Try it = With the records in front of you, set every one of them down exactly.

--

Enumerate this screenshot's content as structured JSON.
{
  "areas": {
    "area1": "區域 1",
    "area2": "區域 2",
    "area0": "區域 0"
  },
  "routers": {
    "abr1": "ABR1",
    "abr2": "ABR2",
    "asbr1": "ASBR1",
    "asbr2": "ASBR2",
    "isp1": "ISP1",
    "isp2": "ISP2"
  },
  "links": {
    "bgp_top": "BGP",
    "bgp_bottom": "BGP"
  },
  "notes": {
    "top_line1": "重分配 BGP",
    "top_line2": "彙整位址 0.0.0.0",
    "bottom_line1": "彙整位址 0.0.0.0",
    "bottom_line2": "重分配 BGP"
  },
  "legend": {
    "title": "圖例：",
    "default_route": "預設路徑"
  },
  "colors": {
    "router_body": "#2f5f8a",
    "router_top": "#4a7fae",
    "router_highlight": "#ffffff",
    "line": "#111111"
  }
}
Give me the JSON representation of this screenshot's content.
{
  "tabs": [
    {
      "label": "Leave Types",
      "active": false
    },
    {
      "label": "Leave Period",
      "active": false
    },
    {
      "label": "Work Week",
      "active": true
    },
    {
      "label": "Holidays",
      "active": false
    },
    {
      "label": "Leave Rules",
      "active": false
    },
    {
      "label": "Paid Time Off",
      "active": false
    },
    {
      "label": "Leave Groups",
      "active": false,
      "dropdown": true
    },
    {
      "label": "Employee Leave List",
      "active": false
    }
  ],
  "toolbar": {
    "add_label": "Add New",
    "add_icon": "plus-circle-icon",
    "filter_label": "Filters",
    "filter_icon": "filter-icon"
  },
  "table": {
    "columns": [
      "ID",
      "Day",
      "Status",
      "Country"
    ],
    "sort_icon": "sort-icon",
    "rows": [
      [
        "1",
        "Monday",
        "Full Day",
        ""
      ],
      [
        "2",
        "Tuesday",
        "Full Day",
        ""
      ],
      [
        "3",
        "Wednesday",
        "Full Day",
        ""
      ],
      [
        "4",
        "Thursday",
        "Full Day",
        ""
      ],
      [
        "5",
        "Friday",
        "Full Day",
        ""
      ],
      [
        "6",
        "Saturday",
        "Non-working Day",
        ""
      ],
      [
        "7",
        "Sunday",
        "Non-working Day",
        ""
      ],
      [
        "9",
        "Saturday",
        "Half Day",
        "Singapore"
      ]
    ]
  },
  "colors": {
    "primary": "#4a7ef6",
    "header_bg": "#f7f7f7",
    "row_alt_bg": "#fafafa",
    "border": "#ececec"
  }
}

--

Task answer =
Enumerate this screenshot's content as structured JSON.
{
  "areas": {
    "area1": "區域 1",
    "area2": "區域 2",
    "area0": "區域 0"
  },
  "routers": {
    "abr1": "ABR1",
    "abr2": "ABR2",
    "asbr1": "ASBR1",
    "asbr2": "ASBR2",
    "isp1": "ISP1",
    "isp2": "ISP2"
  },
  "links": {
    "bgp_top": "BGP",
    "bgp_bottom": "BGP"
  },
  "notes": {
    "top_line1": "重分配 BGP",
    "top_line2": "彙整位址 0.0.0.0",
    "bottom_line1": "彙整位址 0.0.0.0",
    "bottom_line2": "重分配 BGP"
  },
  "legend": {
    "title": "圖例：",
    "default_route": "預設路徑"
  },
  "colors": {
    "router_body": "#2f5f8a",
    "router_top": "#4a7fae",
    "router_highlight": "#ffffff",
    "line": "#111111"
  }
}
Give me the JSON representation of this screenshot's content.
{
  "tabs": [
    {
      "label": "Leave Types",
      "active": false
    },
    {
      "label": "Leave Period",
      "active": false
    },
    {
      "label": "Work Week",
      "active": true
    },
    {
      "label": "Holidays",
      "active": false
    },
    {
      "label": "Leave Rules",
      "active": false
    },
    {
      "label": "Paid Time Off",
      "active": false
    },
    {
      "label": "Leave Groups",
      "active": false,
      "dropdown": true
    },
    {
      "label": "Employee Leave List",
      "active": false
    }
  ],
  "toolbar": {
    "add_label": "Add New",
    "add_icon": "plus-circle-icon",
    "filter_label": "Filters",
    "filter_icon": "filter-icon"
  },
  "table": {
    "columns": [
      "ID",
      "Day",
      "Status",
      "Country"
    ],
    "sort_icon": "sort-icon",
    "rows": [
      [
        "1",
        "Monday",
        "Full Day",
        ""
      ],
      [
        "2",
        "Tuesday",
        "Full Day",
        ""
      ],
      [
        "3",
        "Wednesday",
        "Full Day",
        ""
      ],
      [
        "4",
        "Thursday",
        "Full Day",
        ""
      ],
      [
        "5",
        "Friday",
        "Full Day",
        ""
      ],
      [
        "6",
        "Saturday",
        "Non-working Day",
        ""
      ],
      [
        "7",
        "Sunday",
        "Non-working Day",
        ""
      ],
      [
        "9",
        "Saturday",
        "Half Day",
        "Singapore"
      ]
    ]
  },
  "colors": {
    "primary": "#4a7ef6",
    "header_bg": "#f7f7f7",
    "row_alt_bg": "#fafafa",
    "border": "#ececec"
  }
}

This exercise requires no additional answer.